*Assignment*. Could you write the entries out again, exactly as they are?

*Data items*.
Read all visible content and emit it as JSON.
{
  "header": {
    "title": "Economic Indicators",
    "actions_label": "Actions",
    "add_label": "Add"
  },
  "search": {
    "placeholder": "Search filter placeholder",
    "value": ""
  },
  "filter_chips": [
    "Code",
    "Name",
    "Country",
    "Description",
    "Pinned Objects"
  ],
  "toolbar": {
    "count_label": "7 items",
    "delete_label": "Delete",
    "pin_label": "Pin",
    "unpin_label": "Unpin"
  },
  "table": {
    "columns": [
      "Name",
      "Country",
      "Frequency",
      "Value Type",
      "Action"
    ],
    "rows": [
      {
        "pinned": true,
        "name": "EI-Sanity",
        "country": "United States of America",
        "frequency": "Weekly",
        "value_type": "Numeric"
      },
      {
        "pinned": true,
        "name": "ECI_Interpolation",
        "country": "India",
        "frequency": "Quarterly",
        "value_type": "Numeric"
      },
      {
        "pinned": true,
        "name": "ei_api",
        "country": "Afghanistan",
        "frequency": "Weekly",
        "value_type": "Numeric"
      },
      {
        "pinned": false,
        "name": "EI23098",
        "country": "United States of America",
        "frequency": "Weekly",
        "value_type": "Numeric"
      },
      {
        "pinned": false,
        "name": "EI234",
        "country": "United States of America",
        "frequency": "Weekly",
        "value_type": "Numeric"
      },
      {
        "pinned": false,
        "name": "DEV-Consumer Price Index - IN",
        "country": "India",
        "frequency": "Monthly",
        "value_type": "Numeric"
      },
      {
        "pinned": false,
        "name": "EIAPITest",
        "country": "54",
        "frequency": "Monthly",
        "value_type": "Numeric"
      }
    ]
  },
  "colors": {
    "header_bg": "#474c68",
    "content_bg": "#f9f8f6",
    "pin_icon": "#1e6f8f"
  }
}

*Output for this task*.
Read all visible content and emit it as JSON.
{
  "header": {
    "title": "Economic Indicators",
    "actions_label": "Actions",
    "add_label": "Add"
  },
  "search": {
    "placeholder": "Search filter placeholder",
    "value": ""
  },
  "filter_chips": [
    "Code",
    "Name",
    "Country",
    "Description",
    "Pinned Objects"
  ],
  "toolbar": {
    "count_label": "7 items",
    "delete_label": "Delete",
    "pin_label": "Pin",
    "unpin_label": "Unpin"
  },
  "table": {
    "columns": [
      "Name",
      "Country",
      "Frequency",
      "Value Type",
      "Action"
    ],
    "rows": [
      {
        "pinned": true,
        "name": "EI-Sanity",
        "country": "United States of America",
        "frequency": "Weekly",
        "value_type": "Numeric"
      },
      {
        "pinned": true,
        "name": "ECI_Interpolation",
        "country": "India",
        "frequency": "Quarterly",
        "value_type": "Numeric"
      },
      {
        "pinned": true,
        "name": "ei_api",
        "country": "Afghanistan",
        "frequency": "Weekly",
        "value_type": "Numeric"
      },
      {
        "pinned": false,
        "name": "EI23098",
        "country": "United States of America",
        "frequency": "Weekly",
        "value_type": "Numeric"
      },
      {
        "pinned": false,
        "name": "EI234",
        "country": "United States of America",
        "frequency": "Weekly",
        "value_type": "Numeric"
      },
      {
        "pinned": false,
        "name": "DEV-Consumer Price Index - IN",
        "country": "India",
        "frequency": "Monthly",
        "value_type": "Numeric"
      },
      {
        "pinned": false,
        "name": "EIAPITest",
        "country": "54",
        "frequency": "Monthly",
        "value_type": "Numeric"
      }
    ]
  },
  "colors": {
    "header_bg": "#474c68",
    "content_bg": "#f9f8f6",
    "pin_icon": "#1e6f8f"
  }
}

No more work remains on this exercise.